Archive for March, 2006

Measuring Progress of Community Health Information Infrastructures

Wednesday, March 8th, 2006

As dozens of communities move forward with their efforts to implement health information infrastructure (HII), there is a widespread and urgent need to be able to determine how these initiatives are progressing. This is necessary so that community stakeholders, outside observers, and policymakers can monitor and understand both what has been accomplished and those tasks that remain. Simply stating that a community is exchanging health information does not differentiate between a few pilot transactions and the availability of complete electronic information for all citizens.

What are the proposed HII measures?

To address this issue, my colleague Steven Labkoff, MD (of Pfizer Global Pharmaceuticals) worked with me to develop and test a proposed set of measures that can help to objectively assess how far a community has progressed on the path to a complete HII. This article summarizes the basic concepts we developed. A complete report of this effort has been accepted for publication and will appear in an upcoming issue of the Journal of Biomedical Informatics (proofs are now available with subscription on Science Direct).

The central idea is to examine the attributes of a fully operational, “complete” HII, and then define simple measures that would give an indication of how far along the path to completion a given community has progressed for each. We defined four such attributes:

1. INFORMATION: All the medical information about every person should be available when and where needed
2. USERS: All the physicians and all the consumers should be using the system
3. USES: The information should be used for the full spectrum of appropriate purposes: 1) providing health care; 2) public health; 3) medical research; 4) quality improvement; and 5) health care operations
4. FINANCING: The operation of the system should be financially sustainable, funded exclusively with ongoing operational income

We subdivided the first attribute (what information is available) into eight categories:

  • 1) inpatient (hospital)
  • 2) outpatient (ambulatory)
  • 3) long-term care
  • 4) home health/personal health record (PHR)
  • 5) laboratory results
  • 6) outpatient medications
  • 7) imaging
  • 8) insurance claims
  • Each attribute or sub-attribute was then scored on a 0-5 scale, where 0 represented no activity, 1 was 1-20% complete, 2 was 21-40%, etc. For the first attribute, separate scores were generated for all eight types of information. For the second attribute (who is using the system), separate scores were generated for physician and consumer use. The third attribute (uses of the information) was scored on a binary basis: if any of the information was being used for a specific purpose, a 1 was given — 0 indicated no activity. The last attribute (financial sustainability) was again scored on a 0-5 scale based on the percentage of funding derived from ongoing operational sources.

    The scores for each attribute were then normalized so each counted for 25% of the total, and the overall score was expressed as a percentage of a perfect score, which would be 100%.

    What are the results of using the measures?

    When we applied these measures to four of the most advanced HII communities in the nation, the scores were in the 60-80% range indicating that additional work was needed to achieve a “complete” HII. The two specific items typically remaining incomplete are not surprising:
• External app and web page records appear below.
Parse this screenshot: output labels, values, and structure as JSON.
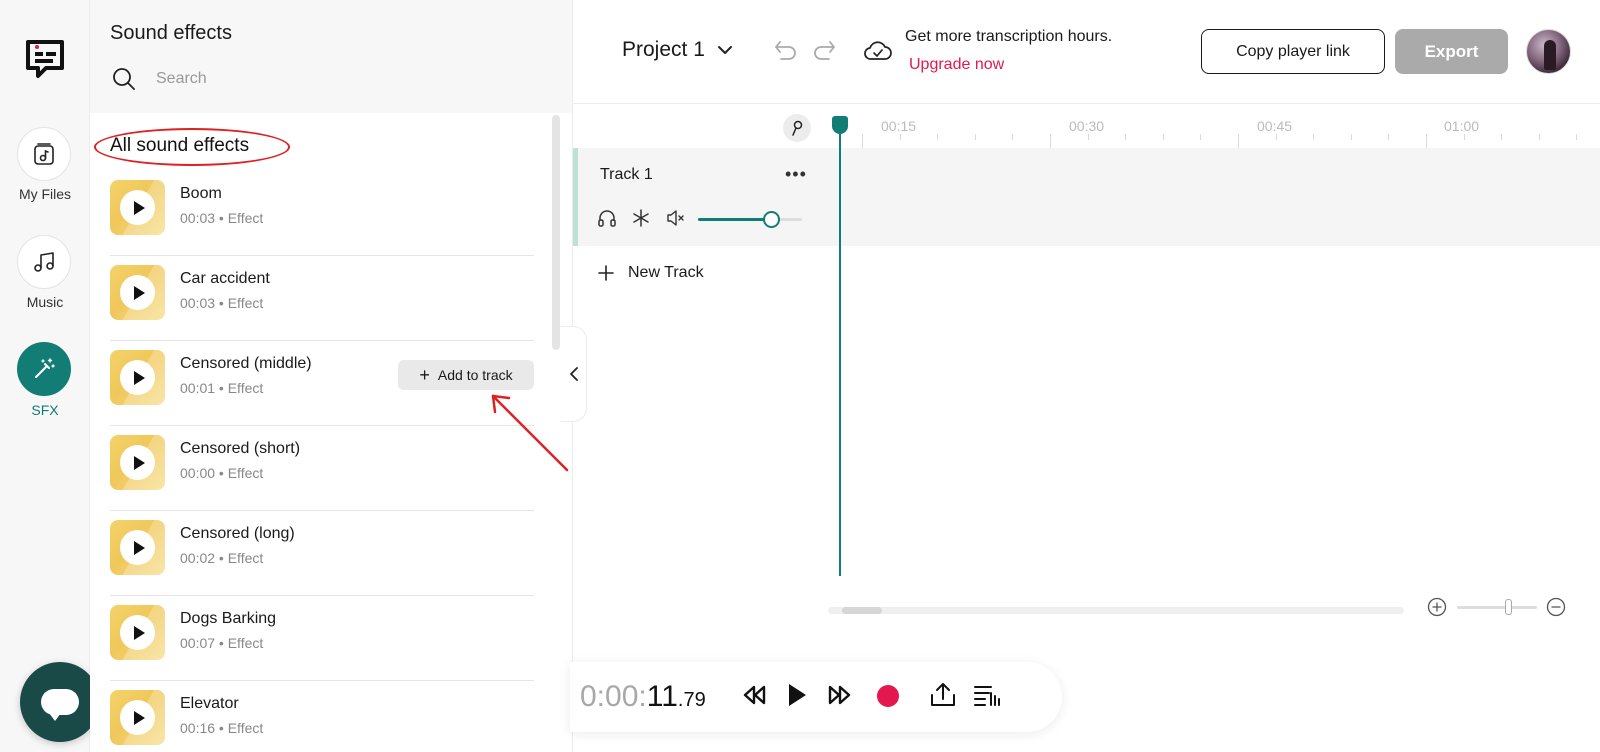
{
  "rail": {
    "items": [
      {
        "label": "My Files",
        "icon": "music-file-icon"
      },
      {
        "label": "Music",
        "icon": "music-note-icon"
      },
      {
        "label": "SFX",
        "icon": "magic-wand-icon",
        "active": true
      }
    ]
  },
  "panel": {
    "title": "Sound effects",
    "search_placeholder": "Search",
    "section_title": "All sound effects",
    "items": [
      {
        "name": "Boom",
        "meta": "00:03 • Effect"
      },
      {
        "name": "Car accident",
        "meta": "00:03 • Effect"
      },
      {
        "name": "Censored (middle)",
        "meta": "00:01 • Effect",
        "hovered": true
      },
      {
        "name": "Censored (short)",
        "meta": "00:00 • Effect"
      },
      {
        "name": "Censored (long)",
        "meta": "00:02 • Effect"
      },
      {
        "name": "Dogs Barking",
        "meta": "00:07 • Effect"
      },
      {
        "name": "Elevator",
        "meta": "00:16 • Effect"
      }
    ],
    "add_to_track_label": "Add to track"
  },
  "topbar": {
    "project_name": "Project 1",
    "promo_text": "Get more transcription hours.",
    "upgrade_link": "Upgrade now",
    "copy_player_link": "Copy player link",
    "export": "Export"
  },
  "timeline": {
    "ticks": [
      "00:15",
      "00:30",
      "00:45",
      "01:00"
    ],
    "track_name": "Track 1",
    "track_more": "•••",
    "volume": 0.7,
    "new_track": "New Track"
  },
  "transport": {
    "time_dim": "0:00:",
    "time_main": "11",
    "time_fraction": ".79"
  },
  "colors": {
    "accent": "#127d74",
    "record": "#e3184f",
    "upgrade": "#e3184f",
    "annotation": "#e02020"
  }
}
    1) outpatient information was usually absent since most physicians do not have electronic health record systems (EHRs). Therefore, this information is not electronic and cannot easily be exchanged
    2) few consumers are using these systems — most communities do not yet provide consumers with access to their own information.

    Of course, this rating system for assessing progress is very crude, and undoubtedly represents only the first step in the evolution of metrics for community HIIs. Implicit in this measurement scheme is agreement about the four key attributes: information, users, uses, and financial sustainability. If other attributes are deemed important, they must also be included.
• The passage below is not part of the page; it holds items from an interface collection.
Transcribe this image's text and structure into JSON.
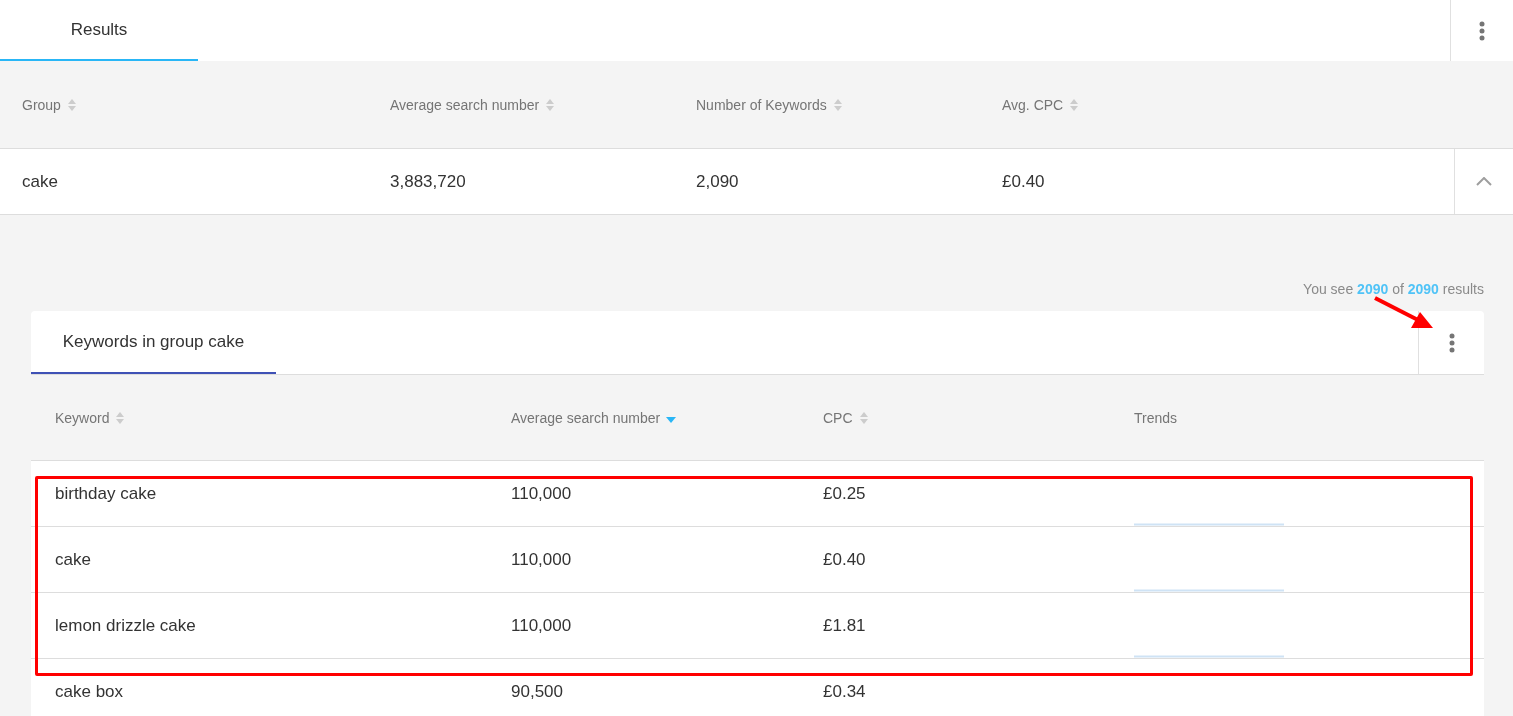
{
  "top_tabs": [
    {
      "label": "Results",
      "selected": true
    }
  ],
  "groups_table": {
    "columns": [
      {
        "label": "Group",
        "sortable": true,
        "sorted_descending": false
      },
      {
        "label": "Average search number",
        "sortable": true,
        "sorted_descending": false
      },
      {
        "label": "Number of Keywords",
        "sortable": true,
        "sorted_descending": false
      },
      {
        "label": "Avg. CPC",
        "sortable": true,
        "sorted_descending": false
      }
    ],
    "rows": [
      {
        "cells": [
          "cake",
          "3,883,720",
          "2,090",
          "£0.40"
        ],
        "expanded": true
      }
    ]
  },
  "results_summary": "You see **2090** of  **2090** results",
  "keywords_card": {
    "tabs": [
      {
        "label": "Keywords in group cake",
        "selected": true
      }
    ],
    "columns": [
      {
        "label": "Keyword",
        "sortable": true,
        "sorted_descending": false
      },
      {
        "label": "Average search number",
        "sortable": true,
        "sorted_descending": true
      },
      {
        "label": "CPC",
        "sortable": true,
        "sorted_descending": false
      },
      {
        "label": "Trends"
      }
    ],
    "rows": [
      {
        "cells": [
          "birthday cake",
          "110,000",
          "£0.25"
        ]
      },
      {
        "cells": [
          "cake",
          "110,000",
          "£0.40"
        ]
      },
      {
        "cells": [
          "lemon drizzle cake",
          "110,000",
          "£1.81"
        ]
      },
      {
        "cells": [
          "cake box",
          "90,500",
          "£0.34"
        ]
      }
    ]
  },
  "annotations": {
    "highlight_frame": true,
    "arrow": true
  }
}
    In addition, a number of critically important factors are ignored. Privacy and confidentiality protection was not included because it was assumed that all HIIs would be required to deal with these issues before beginning operations. User satisfaction with the system, admittedly a critical characteristic to evaluate, was also omitted — primarily because it is somewhat time-consuming to measure.

    Another item that is not represented in the measures is the degree to which the data being exchanged has been encoded. While it is clear that fully encoded, standardized data is much better (and essential for decision support), it was not clear how to appropriately assess this. Also, it was felt that at this early stage in the development of HII systems, it may not be necessary to do so. However, as HIIs mature, it seems likely that it will be helpful to differentiate communities that score 100% on this proposed assessment scheme by the extent to which the information is encoded.
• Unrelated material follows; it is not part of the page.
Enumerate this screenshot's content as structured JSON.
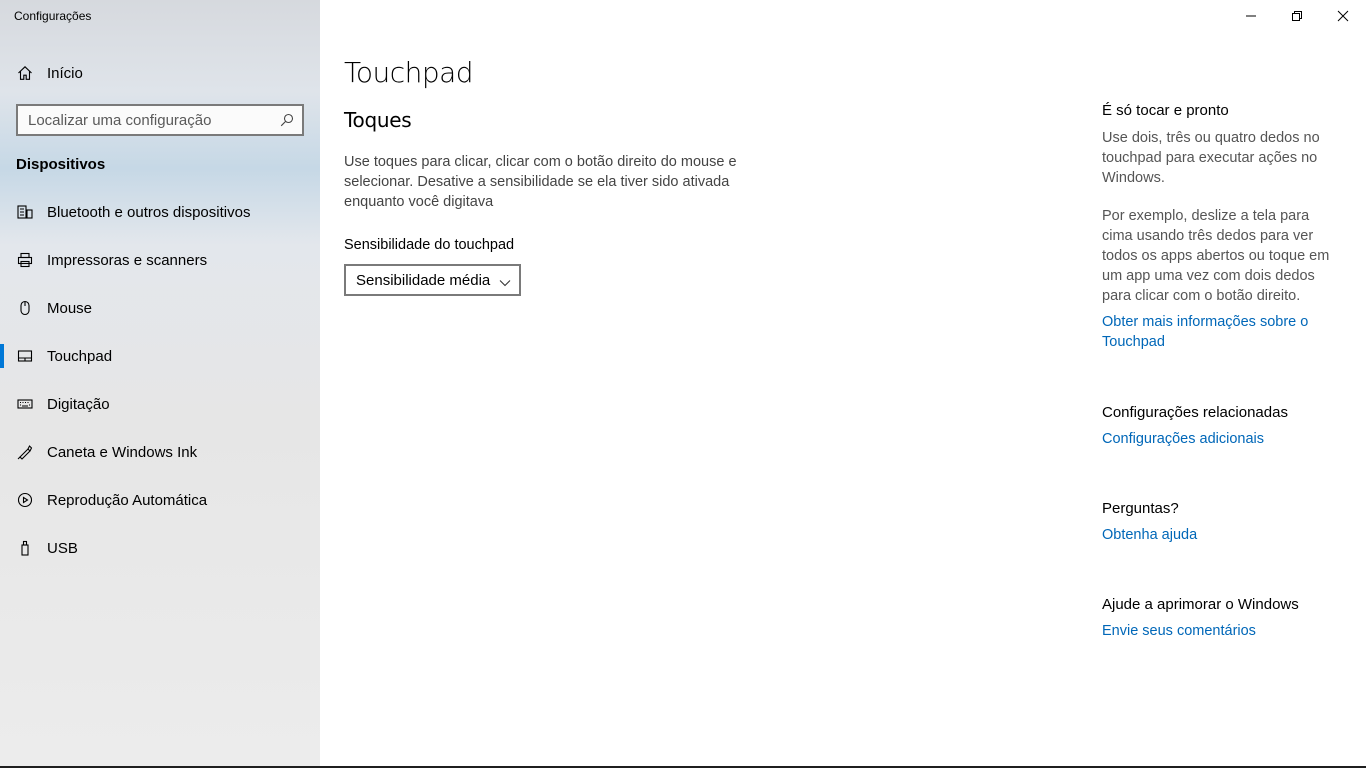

    As more and more communities begin to exchange health information, these measures should be very helpful in assessing their progress. We certainly hope this simple assessment scheme can contribute to a better understanding about how far we’ve progressed on the road to an HII both in individual communities and the nation as a whole.

    As always, your comments and suggestions are welcome. What do you think?

    Next time: Governance of community health information infrastructure systems